▸ Material for this task
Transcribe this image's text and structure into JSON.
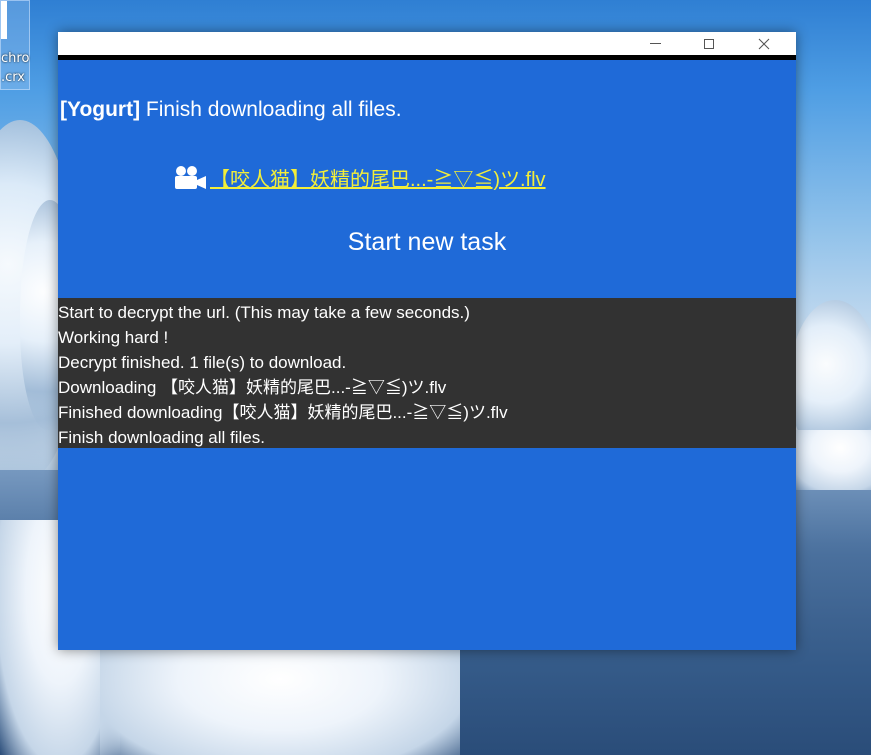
{
  "desktop": {
    "icon": {
      "label_line1": "chro",
      "label_line2": ".crx"
    }
  },
  "window": {
    "controls": {
      "minimize": "minimize",
      "maximize": "maximize",
      "close": "close"
    },
    "headline": {
      "app_name": "[Yogurt]",
      "message": " Finish downloading all files."
    },
    "file": {
      "icon": "video-camera-icon",
      "name": "【咬人猫】妖精的尾巴...-≧▽≦)ツ.flv"
    },
    "start_task_label": "Start new task",
    "log": [
      "Start to decrypt the url. (This may take a few seconds.)",
      "Working hard !",
      "Decrypt finished. 1 file(s) to download.",
      "Downloading 【咬人猫】妖精的尾巴...-≧▽≦)ツ.flv",
      "Finished downloading【咬人猫】妖精的尾巴...-≧▽≦)ツ.flv",
      "Finish downloading all files."
    ]
  },
  "colors": {
    "window_bg": "#1f6ad8",
    "log_bg": "#323232",
    "link": "#f2ee3a",
    "text": "#ffffff"
  }
}
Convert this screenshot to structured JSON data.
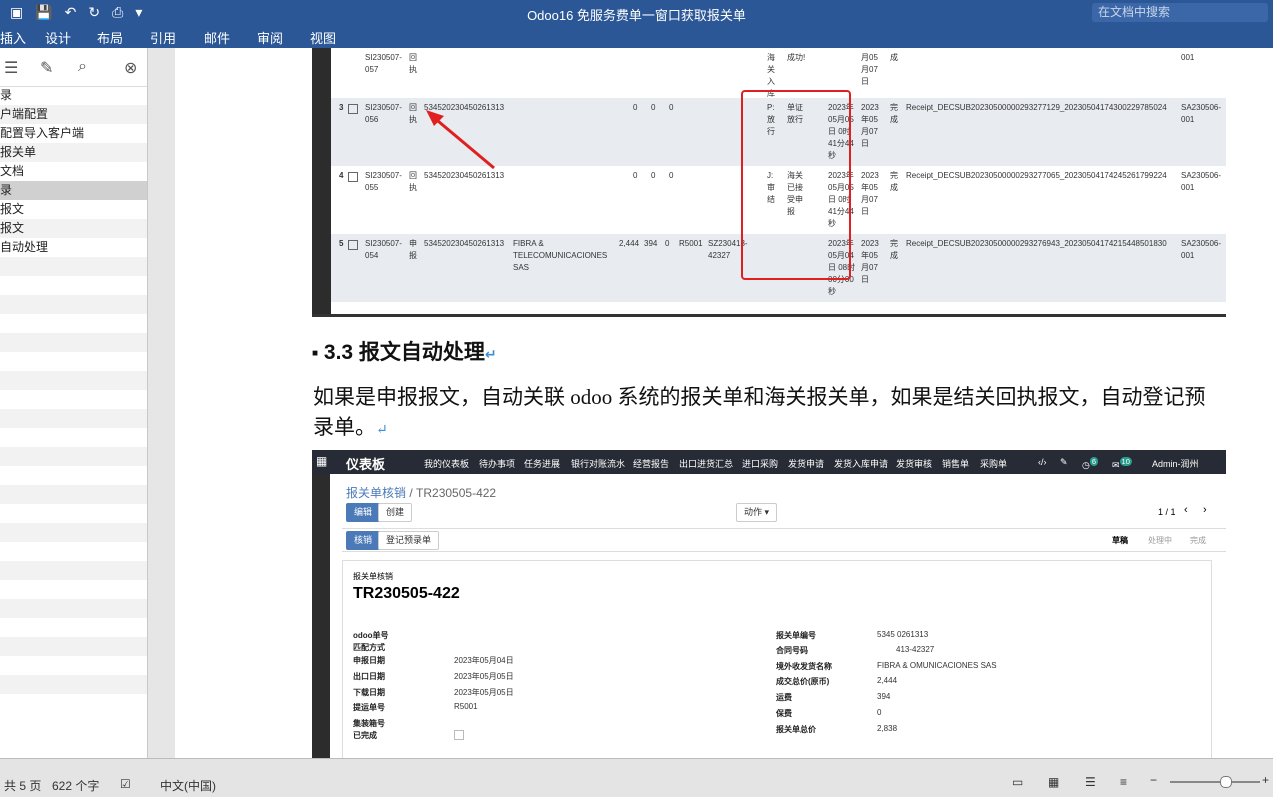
{
  "window": {
    "title": "Odoo16 免服务费单一窗口获取报关单",
    "search_placeholder": "在文档中搜索"
  },
  "ribbon": {
    "tabs": [
      "插入",
      "设计",
      "布局",
      "引用",
      "邮件",
      "审阅",
      "视图"
    ]
  },
  "nav_pane": {
    "items": [
      "录",
      "户端配置",
      "配置导入客户端",
      "报关单",
      "文档",
      "录",
      "报文",
      "报文",
      "自动处理"
    ]
  },
  "receipt_table": {
    "rows": [
      {
        "no": "",
        "sid": "SI230507-057",
        "type": "回执",
        "code": "",
        "a": "",
        "b": "",
        "c": "",
        "p": "",
        "cn": "",
        "st1": "海关入库",
        "st2": "成功!",
        "t1": "",
        "t2": "月05月07日",
        "done": "成",
        "file": "",
        "sa": "001"
      },
      {
        "no": "3",
        "sid": "SI230507-056",
        "type": "回执",
        "code": "534520230450261313",
        "a": "0",
        "b": "0",
        "c": "0",
        "p": "",
        "cn": "",
        "st1": "P: 放行",
        "st2": "单证放行",
        "t1": "2023年05月05日 0时41分44秒",
        "t2": "2023年05月07日",
        "done": "完成",
        "file": "Receipt_DECSUB20230500000293277129_20230504174300229785024",
        "sa": "SA230506-001"
      },
      {
        "no": "4",
        "sid": "SI230507-055",
        "type": "回执",
        "code": "534520230450261313",
        "a": "0",
        "b": "0",
        "c": "0",
        "p": "",
        "cn": "",
        "st1": "J: 审结",
        "st2": "海关已接受申报",
        "t1": "2023年05月05日 0时41分44秒",
        "t2": "2023年05月07日",
        "done": "完成",
        "file": "Receipt_DECSUB20230500000293277065_20230504174245261799224",
        "sa": "SA230506-001"
      },
      {
        "no": "5",
        "sid": "SI230507-054",
        "type": "申报",
        "code": "534520230450261313",
        "a": "2,444",
        "b": "394",
        "c": "0",
        "p": "R5001",
        "cn": "SZ230413-42327",
        "st1": "",
        "st2": "",
        "t1": "2023年05月04日 08时00分00秒",
        "t2": "2023年05月07日",
        "done": "完成",
        "file": "Receipt_DECSUB20230500000293276943_20230504174215448501830",
        "sa": "SA230506-001"
      }
    ],
    "company": "FIBRA & TELECOMUNICACIONES SAS"
  },
  "section": {
    "heading": "3.3 报文自动处理",
    "paragraph": "如果是申报报文，自动关联 odoo 系统的报关单和海关报关单，如果是结关回执报文，自动登记预录单。"
  },
  "odoo": {
    "app": "仪表板",
    "menu": [
      "我的仪表板",
      "待办事项",
      "任务进展",
      "银行对账流水",
      "经营报告",
      "出口进货汇总",
      "进口采购",
      "发货申请",
      "发货入库申请",
      "发货审核",
      "销售单",
      "采购单"
    ],
    "badges": {
      "activity": "6",
      "messages": "10"
    },
    "user": "Admin-润州",
    "breadcrumb_parent": "报关单核销",
    "breadcrumb_current": "TR230505-422",
    "buttons": {
      "edit": "编辑",
      "create": "创建",
      "action": "动作",
      "writeoff": "核销",
      "register": "登记预录单"
    },
    "pager": "1 / 1",
    "stages": [
      "草稿",
      "处理中",
      "完成"
    ],
    "record_type": "报关单核销",
    "record_name": "TR230505-422",
    "left_fields": [
      {
        "label": "odoo单号",
        "value": ""
      },
      {
        "label": "匹配方式",
        "value": ""
      },
      {
        "label": "申报日期",
        "value": "2023年05月04日"
      },
      {
        "label": "出口日期",
        "value": "2023年05月05日"
      },
      {
        "label": "下载日期",
        "value": "2023年05月05日"
      },
      {
        "label": "提运单号",
        "value": "R5001"
      },
      {
        "label": "集装箱号",
        "value": ""
      },
      {
        "label": "已完成",
        "value": ""
      }
    ],
    "right_fields": [
      {
        "label": "报关单编号",
        "value": "5345      0261313"
      },
      {
        "label": "合同号码",
        "value": "413-42327"
      },
      {
        "label": "境外收发货名称",
        "value": "FIBRA &      OMUNICACIONES SAS"
      },
      {
        "label": "成交总价(原币)",
        "value": "2,444"
      },
      {
        "label": "运费",
        "value": "394"
      },
      {
        "label": "保费",
        "value": "0"
      },
      {
        "label": "报关单总价",
        "value": "2,838"
      }
    ]
  },
  "statusbar": {
    "page": "共 5 页",
    "words": "622 个字",
    "lang": "中文(中国)"
  }
}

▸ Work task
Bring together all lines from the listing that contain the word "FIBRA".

▸ Worked solution
    "company": "FIBRA & TELECOMUNICACIONES SAS"
        "value": "FIBRA &      OMUNICACIONES SAS"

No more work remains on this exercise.